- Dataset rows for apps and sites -
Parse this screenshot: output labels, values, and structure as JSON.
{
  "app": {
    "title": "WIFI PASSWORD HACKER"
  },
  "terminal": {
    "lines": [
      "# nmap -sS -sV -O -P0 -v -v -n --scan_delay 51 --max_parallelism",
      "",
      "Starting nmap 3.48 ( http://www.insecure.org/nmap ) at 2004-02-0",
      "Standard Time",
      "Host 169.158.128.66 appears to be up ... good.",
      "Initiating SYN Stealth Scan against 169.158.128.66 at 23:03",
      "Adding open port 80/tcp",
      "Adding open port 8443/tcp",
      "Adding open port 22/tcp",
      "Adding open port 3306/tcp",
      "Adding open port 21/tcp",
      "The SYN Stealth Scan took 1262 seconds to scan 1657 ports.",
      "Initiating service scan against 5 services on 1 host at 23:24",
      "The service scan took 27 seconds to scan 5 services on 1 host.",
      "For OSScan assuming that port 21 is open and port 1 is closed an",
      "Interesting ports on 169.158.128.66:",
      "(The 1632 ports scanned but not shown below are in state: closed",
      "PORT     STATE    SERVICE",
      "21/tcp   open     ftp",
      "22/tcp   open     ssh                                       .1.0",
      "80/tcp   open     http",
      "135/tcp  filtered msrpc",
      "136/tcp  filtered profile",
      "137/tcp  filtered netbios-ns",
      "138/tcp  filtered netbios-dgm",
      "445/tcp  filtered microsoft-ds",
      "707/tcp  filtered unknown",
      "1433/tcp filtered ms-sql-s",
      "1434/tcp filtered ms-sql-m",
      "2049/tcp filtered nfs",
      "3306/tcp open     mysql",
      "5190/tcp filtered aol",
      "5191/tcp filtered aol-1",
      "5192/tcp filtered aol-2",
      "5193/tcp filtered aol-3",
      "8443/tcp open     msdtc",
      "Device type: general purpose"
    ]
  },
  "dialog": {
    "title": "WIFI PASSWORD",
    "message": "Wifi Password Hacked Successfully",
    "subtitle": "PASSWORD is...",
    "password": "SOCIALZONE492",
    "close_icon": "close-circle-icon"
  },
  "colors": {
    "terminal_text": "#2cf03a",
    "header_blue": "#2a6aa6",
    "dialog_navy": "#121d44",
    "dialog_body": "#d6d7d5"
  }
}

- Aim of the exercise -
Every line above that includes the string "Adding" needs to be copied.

- Task answer -
      "Adding open port 80/tcp",
      "Adding open port 8443/tcp",
      "Adding open port 22/tcp",
      "Adding open port 3306/tcp",
      "Adding open port 21/tcp",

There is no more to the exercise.